** Opening INPUT block **

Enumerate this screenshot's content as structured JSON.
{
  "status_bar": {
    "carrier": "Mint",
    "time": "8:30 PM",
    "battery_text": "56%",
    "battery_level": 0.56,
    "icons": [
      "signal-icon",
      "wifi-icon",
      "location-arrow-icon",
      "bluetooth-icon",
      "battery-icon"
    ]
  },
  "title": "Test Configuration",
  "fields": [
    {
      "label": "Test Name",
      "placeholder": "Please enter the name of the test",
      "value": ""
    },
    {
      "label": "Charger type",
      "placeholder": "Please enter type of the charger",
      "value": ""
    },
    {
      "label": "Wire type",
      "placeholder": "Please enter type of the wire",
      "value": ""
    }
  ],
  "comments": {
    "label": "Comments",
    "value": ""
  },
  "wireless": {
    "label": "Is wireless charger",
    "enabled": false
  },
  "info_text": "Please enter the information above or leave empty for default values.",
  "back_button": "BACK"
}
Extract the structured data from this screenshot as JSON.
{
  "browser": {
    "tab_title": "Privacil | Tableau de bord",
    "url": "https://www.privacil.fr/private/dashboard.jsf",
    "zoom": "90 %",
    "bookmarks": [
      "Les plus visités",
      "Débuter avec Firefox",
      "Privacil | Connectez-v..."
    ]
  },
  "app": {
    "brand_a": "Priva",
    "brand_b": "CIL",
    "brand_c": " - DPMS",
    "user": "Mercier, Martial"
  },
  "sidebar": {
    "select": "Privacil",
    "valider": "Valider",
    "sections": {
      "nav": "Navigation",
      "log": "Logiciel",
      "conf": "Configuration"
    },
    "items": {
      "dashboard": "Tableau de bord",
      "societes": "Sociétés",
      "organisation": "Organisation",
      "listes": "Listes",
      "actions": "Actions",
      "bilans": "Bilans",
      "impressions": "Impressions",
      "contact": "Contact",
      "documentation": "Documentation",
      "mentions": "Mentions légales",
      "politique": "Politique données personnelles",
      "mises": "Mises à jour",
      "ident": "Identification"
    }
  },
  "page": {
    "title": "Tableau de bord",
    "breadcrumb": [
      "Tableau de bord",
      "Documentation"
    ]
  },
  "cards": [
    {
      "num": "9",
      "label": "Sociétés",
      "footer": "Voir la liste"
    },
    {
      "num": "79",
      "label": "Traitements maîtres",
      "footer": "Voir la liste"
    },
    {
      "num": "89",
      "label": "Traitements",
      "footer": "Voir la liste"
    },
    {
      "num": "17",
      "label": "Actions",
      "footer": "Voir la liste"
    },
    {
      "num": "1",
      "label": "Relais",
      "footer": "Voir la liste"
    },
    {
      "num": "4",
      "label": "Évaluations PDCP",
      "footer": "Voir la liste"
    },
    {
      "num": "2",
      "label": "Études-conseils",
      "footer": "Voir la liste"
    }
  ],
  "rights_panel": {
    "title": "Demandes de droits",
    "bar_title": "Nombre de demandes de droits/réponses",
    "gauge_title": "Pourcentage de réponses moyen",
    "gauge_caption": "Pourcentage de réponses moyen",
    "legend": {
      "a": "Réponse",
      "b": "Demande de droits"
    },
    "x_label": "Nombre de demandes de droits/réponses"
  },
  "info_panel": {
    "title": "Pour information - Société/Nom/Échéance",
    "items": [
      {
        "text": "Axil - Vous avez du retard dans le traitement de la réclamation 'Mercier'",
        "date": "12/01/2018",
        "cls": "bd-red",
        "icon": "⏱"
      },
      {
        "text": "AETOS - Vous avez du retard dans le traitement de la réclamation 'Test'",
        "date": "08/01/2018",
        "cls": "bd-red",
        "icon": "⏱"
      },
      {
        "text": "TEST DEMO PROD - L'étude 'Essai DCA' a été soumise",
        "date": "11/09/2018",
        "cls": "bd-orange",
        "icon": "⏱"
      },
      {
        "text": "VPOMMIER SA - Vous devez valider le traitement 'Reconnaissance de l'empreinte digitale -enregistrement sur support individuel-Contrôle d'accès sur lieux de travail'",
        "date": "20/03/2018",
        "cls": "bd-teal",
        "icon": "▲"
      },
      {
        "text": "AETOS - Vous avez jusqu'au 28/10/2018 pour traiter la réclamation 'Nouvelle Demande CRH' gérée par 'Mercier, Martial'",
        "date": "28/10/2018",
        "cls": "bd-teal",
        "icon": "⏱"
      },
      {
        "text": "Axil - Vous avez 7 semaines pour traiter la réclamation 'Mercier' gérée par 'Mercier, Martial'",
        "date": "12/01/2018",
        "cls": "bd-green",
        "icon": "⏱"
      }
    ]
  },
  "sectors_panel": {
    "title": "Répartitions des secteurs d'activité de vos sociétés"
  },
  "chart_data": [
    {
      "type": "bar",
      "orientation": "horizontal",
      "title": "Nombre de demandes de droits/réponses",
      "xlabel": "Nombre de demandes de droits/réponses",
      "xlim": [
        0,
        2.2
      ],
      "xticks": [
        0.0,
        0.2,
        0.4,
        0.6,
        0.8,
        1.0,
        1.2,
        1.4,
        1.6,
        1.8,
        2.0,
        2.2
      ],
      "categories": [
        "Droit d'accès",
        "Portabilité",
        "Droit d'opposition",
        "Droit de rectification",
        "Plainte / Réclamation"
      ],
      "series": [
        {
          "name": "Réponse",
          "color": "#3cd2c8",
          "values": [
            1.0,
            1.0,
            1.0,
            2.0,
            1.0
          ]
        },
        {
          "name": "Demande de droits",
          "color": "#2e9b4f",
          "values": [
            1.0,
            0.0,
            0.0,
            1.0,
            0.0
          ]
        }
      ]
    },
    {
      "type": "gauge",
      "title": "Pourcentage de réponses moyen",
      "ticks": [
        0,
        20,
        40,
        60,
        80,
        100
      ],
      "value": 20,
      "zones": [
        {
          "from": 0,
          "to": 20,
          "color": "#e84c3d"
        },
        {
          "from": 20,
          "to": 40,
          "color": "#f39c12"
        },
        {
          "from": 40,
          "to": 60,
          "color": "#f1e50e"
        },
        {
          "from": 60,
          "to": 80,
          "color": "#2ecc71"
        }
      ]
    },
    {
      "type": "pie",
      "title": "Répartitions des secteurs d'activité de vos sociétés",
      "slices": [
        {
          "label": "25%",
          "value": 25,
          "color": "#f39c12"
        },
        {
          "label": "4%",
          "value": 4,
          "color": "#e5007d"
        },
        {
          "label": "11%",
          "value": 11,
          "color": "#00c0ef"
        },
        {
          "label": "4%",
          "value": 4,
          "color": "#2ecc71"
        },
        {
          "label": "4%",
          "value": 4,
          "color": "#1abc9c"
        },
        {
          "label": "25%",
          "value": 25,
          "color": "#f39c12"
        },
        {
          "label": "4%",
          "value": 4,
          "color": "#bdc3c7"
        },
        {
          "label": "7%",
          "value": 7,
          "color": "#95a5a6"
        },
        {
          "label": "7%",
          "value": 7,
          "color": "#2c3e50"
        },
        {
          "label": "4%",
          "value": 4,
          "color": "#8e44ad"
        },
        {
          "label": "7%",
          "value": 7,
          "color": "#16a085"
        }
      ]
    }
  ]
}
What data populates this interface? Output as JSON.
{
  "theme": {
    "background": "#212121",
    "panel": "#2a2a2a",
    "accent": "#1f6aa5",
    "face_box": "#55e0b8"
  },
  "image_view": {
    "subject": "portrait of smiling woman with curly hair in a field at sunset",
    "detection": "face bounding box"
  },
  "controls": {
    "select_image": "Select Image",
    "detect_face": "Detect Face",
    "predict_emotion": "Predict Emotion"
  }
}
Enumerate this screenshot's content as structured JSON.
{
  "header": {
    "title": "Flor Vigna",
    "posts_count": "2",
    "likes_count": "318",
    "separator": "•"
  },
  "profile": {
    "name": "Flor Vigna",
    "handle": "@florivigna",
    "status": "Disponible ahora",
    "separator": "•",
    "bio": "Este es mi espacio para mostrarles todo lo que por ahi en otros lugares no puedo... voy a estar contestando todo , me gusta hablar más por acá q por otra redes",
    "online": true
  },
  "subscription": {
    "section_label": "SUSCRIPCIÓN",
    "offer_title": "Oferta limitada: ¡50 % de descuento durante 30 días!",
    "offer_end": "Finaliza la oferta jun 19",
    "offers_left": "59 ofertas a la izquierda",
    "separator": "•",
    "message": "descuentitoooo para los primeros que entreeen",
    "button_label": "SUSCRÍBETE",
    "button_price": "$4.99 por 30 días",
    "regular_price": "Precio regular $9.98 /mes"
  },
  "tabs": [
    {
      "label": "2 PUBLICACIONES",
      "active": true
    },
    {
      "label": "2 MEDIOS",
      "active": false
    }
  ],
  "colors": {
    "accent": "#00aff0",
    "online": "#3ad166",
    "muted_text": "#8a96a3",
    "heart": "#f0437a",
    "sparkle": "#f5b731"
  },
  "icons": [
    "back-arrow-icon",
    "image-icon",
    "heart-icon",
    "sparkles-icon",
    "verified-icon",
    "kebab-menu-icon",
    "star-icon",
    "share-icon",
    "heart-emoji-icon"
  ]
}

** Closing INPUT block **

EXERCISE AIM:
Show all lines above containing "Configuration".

ANSWER SPACE:
  "title": "Test Configuration",
      "conf": "Configuration"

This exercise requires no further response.